Exercise instructions: In the entries below, find each line bearing the string "JSON" and copy it.

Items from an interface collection
________

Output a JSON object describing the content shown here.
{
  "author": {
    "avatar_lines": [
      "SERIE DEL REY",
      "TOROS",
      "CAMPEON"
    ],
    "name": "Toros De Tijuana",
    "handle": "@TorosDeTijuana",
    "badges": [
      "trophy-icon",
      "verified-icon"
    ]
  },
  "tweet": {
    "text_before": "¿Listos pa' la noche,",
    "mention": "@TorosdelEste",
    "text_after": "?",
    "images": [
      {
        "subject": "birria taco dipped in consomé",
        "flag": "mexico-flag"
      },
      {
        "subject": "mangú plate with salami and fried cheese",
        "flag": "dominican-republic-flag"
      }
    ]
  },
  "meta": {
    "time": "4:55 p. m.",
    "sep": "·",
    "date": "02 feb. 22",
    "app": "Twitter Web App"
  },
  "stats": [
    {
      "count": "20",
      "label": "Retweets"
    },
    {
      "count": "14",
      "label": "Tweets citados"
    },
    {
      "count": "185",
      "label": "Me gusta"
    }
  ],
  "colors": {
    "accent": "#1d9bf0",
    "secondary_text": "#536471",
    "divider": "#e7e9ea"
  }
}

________

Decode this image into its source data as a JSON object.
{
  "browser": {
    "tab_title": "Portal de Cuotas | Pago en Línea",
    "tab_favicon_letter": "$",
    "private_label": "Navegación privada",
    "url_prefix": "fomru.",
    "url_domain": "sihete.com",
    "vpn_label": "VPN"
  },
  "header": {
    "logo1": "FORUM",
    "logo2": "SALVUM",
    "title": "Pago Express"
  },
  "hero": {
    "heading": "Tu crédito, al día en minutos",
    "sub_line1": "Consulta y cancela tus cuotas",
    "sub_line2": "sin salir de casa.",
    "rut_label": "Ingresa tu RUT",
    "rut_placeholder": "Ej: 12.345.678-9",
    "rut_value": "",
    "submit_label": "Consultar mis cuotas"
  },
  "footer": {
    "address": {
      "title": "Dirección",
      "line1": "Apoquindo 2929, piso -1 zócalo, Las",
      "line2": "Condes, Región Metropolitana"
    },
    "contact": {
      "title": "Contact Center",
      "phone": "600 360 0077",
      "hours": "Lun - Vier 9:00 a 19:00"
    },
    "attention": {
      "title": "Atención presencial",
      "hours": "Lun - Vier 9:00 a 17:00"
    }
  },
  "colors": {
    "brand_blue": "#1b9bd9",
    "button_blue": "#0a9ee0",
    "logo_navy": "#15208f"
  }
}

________

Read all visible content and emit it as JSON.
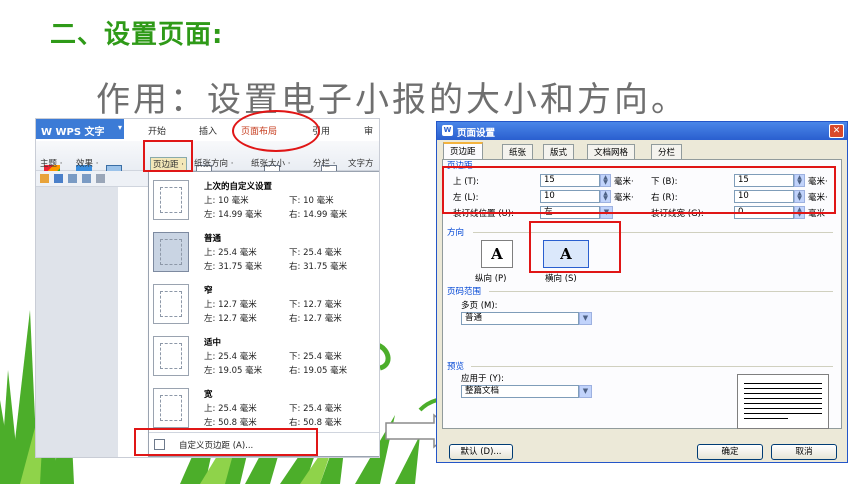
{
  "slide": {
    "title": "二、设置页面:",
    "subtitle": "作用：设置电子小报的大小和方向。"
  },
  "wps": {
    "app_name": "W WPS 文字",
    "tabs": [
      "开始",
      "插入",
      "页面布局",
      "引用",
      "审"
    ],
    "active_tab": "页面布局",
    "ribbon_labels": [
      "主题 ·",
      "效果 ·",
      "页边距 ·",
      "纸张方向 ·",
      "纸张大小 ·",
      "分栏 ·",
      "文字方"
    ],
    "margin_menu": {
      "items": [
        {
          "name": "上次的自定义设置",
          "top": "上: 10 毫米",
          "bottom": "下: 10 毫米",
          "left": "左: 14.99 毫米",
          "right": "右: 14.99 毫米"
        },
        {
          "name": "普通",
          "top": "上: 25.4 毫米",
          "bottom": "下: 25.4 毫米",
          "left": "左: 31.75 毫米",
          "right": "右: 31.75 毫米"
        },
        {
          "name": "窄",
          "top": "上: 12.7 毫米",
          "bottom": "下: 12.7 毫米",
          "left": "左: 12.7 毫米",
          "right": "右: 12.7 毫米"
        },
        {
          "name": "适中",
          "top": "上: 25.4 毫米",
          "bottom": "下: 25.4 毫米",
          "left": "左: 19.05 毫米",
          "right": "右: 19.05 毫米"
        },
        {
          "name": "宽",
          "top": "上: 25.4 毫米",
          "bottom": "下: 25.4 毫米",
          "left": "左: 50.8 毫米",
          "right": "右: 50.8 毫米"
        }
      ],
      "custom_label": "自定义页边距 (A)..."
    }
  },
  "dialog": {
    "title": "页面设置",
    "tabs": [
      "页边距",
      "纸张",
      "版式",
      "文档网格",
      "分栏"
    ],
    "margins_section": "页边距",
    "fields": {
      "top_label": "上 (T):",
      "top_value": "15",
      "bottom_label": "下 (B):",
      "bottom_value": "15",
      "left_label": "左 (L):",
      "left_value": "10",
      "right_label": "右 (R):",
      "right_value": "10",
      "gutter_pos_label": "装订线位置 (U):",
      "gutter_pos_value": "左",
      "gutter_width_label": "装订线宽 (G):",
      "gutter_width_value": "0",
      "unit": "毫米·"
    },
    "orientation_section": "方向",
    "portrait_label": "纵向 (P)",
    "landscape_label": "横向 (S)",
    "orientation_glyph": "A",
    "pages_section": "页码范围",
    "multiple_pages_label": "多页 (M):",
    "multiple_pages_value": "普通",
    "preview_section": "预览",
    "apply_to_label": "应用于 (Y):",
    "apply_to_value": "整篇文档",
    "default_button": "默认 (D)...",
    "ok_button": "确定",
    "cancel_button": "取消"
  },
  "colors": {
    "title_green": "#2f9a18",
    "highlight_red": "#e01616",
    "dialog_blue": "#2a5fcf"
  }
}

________

Output below:
Output a JSON object describing the content shown here.
Decode this image into its source data as a JSON object.
Read all visible content and emit it as JSON.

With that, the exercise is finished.